About one third of the $2.6 trillion in annual U.S. healthcare spend may be waste. Normally, one might think that with so much waste in the system, it would be easy to tackle lots of low hanging fruit. Not necessarily. There are considerable challenges lying ahead of us if we are going to put a dent in the overspending. Picking up from last time, today we will cover 3 of the 6 categories of waste1.
Failures of care delivery
This category includes a lack of widespread adoption of known best practices, or a problem with execution of delivering care. Examples of each include failing to be compliant with correct safety practices such as hand washing protocols, or an iatrogenic adverse event that is preventable such as a medication error. Delivery failures result in patient injuries or worse clinical outcomes. They range from temporary and mild to permanent and severe. But most interestingly, 44% were found to be either clearly preventable or likely preventable according to a study of Medicare patients by OIG (Office of the Inspector General).
Failures of Care Coordination
As you would expect, these are problems arising because care is disjointed. They can lead to avoidable complications or readmissions, or decline in functional status for a chronically ill patient. It involves the transition of care from one care setting to another. Nationally, almost 20% of Medicare patients discharged from hospital result in readmissions within 30 days. But importantly, 75% are thought to be avoidable.
Fraud & Abuse

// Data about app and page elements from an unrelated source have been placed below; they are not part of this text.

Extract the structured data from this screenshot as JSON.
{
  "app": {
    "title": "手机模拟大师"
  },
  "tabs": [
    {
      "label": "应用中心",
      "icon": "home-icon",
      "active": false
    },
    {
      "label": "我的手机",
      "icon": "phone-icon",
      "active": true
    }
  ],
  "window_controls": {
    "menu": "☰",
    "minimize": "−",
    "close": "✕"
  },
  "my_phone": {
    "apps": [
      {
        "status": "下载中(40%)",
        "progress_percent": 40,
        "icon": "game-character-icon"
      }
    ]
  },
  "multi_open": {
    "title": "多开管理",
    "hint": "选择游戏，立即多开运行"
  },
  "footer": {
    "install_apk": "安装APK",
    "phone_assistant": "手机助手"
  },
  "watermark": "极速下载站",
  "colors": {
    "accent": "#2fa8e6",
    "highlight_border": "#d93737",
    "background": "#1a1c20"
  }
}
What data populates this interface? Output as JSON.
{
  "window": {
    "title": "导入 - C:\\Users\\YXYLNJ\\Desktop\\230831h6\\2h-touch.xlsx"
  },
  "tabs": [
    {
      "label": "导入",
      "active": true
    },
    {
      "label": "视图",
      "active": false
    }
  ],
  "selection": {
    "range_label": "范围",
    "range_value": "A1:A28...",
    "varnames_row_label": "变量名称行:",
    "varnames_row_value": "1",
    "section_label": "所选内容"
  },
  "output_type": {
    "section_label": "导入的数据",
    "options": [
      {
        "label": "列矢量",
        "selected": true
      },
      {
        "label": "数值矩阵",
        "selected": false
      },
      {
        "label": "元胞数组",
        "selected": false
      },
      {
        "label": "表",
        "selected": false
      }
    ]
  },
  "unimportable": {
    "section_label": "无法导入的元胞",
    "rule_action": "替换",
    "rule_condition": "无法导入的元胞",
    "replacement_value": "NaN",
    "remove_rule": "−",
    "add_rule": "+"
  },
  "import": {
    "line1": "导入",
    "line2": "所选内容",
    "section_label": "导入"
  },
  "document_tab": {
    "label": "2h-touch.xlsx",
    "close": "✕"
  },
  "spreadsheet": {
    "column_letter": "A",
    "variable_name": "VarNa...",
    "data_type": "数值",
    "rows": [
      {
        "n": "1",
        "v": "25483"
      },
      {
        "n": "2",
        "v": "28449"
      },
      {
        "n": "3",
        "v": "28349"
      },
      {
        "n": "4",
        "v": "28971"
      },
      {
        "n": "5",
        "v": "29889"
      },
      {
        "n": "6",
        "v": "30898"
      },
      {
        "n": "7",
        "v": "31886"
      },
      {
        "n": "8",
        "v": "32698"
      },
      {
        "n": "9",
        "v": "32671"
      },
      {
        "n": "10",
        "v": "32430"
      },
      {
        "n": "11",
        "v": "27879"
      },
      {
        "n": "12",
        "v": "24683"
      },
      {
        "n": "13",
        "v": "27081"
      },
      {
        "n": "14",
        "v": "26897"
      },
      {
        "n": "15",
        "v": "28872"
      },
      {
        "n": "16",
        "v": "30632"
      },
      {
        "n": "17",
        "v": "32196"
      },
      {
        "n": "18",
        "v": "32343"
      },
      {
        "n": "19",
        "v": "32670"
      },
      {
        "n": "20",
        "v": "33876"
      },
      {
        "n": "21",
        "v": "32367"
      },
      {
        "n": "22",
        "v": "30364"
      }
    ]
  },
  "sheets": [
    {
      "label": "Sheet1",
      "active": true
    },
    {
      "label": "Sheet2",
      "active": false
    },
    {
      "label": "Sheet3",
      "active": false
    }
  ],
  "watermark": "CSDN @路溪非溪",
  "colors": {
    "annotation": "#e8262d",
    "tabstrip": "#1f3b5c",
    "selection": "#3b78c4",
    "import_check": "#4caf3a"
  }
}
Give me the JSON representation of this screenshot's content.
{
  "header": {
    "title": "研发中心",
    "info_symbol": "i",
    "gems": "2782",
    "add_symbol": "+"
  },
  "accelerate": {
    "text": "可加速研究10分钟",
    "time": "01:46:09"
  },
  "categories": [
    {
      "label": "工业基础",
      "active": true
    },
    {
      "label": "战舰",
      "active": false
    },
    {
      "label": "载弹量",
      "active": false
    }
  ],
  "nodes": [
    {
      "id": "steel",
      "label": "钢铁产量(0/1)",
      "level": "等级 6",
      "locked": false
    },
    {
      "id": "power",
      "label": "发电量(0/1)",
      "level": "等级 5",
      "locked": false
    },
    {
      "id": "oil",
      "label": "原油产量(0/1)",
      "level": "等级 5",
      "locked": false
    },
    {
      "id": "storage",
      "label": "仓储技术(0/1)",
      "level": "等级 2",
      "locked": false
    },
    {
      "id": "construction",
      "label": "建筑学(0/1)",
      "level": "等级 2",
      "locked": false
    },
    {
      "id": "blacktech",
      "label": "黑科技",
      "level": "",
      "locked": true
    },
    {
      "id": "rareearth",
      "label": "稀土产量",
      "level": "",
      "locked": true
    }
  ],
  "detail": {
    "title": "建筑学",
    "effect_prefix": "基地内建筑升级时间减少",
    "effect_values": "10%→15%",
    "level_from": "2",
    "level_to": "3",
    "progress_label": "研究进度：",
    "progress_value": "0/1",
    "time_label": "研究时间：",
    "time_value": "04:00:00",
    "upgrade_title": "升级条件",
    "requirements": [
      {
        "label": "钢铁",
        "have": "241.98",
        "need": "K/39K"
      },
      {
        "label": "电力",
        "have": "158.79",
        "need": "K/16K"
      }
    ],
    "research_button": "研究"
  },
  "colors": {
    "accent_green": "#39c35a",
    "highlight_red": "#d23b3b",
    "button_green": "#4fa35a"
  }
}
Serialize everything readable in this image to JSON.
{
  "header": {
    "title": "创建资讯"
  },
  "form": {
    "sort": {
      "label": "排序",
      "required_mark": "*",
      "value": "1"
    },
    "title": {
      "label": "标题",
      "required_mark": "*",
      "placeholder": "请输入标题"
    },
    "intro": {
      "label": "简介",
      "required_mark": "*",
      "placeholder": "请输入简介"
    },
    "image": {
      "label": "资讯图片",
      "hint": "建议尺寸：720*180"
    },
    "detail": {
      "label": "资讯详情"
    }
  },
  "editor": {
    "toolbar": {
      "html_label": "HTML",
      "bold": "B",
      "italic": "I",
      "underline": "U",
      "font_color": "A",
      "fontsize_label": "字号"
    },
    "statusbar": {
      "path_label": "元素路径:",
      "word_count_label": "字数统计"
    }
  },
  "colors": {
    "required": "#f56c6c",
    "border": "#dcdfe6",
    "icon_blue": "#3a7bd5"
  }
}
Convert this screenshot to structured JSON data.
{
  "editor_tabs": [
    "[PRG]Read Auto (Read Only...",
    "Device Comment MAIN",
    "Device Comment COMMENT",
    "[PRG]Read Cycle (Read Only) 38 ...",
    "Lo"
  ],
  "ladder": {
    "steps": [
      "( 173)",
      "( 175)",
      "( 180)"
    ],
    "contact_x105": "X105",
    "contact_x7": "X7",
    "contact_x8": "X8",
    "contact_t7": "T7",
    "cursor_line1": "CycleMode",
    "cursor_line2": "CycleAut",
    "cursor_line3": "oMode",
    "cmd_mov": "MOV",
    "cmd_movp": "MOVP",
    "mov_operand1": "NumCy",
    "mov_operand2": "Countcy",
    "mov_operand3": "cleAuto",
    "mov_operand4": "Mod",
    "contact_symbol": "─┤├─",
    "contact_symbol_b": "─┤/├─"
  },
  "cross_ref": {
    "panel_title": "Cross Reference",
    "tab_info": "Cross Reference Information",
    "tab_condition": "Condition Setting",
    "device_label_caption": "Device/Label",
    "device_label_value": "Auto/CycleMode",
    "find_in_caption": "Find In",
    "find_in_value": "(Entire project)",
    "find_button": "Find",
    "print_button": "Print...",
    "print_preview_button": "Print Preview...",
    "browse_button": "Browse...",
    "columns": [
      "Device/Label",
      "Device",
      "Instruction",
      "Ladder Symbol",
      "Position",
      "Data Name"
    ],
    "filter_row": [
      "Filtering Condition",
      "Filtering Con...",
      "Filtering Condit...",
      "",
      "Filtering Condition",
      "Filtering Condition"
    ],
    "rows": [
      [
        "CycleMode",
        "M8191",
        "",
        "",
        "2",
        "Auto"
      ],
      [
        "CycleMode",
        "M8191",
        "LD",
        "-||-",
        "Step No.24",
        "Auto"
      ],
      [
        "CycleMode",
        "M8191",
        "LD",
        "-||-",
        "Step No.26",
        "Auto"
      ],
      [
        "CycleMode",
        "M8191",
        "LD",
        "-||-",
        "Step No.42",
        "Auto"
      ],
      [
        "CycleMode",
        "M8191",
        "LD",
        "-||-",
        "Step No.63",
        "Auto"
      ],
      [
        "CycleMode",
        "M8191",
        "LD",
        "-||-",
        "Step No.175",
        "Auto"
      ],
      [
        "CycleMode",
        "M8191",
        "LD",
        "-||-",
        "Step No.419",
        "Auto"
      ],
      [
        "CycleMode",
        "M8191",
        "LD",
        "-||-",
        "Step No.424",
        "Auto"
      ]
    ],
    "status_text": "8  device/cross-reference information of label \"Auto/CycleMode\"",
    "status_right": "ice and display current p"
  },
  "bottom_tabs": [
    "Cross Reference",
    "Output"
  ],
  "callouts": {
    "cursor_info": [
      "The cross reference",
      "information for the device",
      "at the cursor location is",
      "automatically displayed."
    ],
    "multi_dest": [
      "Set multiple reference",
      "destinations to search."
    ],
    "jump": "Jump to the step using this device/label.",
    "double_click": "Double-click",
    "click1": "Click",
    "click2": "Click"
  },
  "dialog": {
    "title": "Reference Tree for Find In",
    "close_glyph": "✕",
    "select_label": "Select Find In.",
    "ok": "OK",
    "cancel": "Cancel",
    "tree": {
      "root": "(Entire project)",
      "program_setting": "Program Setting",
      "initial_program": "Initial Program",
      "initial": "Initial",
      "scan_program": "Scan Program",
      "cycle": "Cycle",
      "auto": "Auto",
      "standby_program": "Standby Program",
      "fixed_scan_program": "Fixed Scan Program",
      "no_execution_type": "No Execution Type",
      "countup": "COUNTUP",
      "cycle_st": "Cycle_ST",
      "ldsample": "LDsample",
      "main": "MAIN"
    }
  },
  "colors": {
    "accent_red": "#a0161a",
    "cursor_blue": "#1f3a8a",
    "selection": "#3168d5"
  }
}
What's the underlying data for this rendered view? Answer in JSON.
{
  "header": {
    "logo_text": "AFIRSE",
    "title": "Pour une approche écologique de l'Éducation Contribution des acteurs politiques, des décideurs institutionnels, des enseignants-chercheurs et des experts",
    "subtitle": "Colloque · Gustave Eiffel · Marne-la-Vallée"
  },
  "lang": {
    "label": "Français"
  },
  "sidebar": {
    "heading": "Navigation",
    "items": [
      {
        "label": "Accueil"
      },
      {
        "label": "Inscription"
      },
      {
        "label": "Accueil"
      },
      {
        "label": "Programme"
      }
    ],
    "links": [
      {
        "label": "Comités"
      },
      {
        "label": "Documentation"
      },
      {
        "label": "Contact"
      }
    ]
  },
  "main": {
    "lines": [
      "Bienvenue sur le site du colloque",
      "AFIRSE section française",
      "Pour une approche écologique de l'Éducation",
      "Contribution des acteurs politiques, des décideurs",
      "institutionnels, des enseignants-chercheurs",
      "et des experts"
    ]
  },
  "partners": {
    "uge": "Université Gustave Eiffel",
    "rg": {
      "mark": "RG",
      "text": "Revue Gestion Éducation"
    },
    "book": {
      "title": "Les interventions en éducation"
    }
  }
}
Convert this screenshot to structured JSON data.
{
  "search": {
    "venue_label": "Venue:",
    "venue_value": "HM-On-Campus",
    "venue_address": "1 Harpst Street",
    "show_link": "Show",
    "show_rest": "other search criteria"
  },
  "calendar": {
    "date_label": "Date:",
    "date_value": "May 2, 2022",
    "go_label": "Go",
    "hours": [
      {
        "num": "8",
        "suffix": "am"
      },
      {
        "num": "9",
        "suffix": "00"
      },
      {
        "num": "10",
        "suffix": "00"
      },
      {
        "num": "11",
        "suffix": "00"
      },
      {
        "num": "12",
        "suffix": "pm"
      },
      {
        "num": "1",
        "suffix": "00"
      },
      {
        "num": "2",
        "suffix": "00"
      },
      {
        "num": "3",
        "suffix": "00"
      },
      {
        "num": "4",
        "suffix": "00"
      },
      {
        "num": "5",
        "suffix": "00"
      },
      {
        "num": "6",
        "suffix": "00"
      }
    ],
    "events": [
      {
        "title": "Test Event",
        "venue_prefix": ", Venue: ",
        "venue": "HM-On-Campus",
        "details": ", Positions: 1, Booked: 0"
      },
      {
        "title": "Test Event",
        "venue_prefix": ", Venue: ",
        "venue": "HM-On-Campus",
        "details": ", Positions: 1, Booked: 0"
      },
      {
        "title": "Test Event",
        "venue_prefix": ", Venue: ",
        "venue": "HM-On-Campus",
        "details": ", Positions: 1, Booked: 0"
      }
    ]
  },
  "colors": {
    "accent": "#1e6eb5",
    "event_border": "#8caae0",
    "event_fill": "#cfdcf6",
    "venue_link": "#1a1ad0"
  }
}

This is an obvious one, as we all know that this is a problem nationally. This category includes fake medical bills and scams, as well as upcharging. The costs of inspections and regulations to catch wrongdoing are also taxing the system.
Of the 3 categories above, I really believe that we are ahead of the mean. But, there’s always room to improve. Teaming up together in a CIN (clinically integrated network) would allow us to remove some of the waste in care delivery and care coordination.
Next time, we will cover the remaining 3 categories of waste: overtreatment, administrative complexity and pricing failures.
1Reducing Waste in Healthcare, Health Policy Brief. Robert Wood Johnson Foundation, Dec. 13, 2012.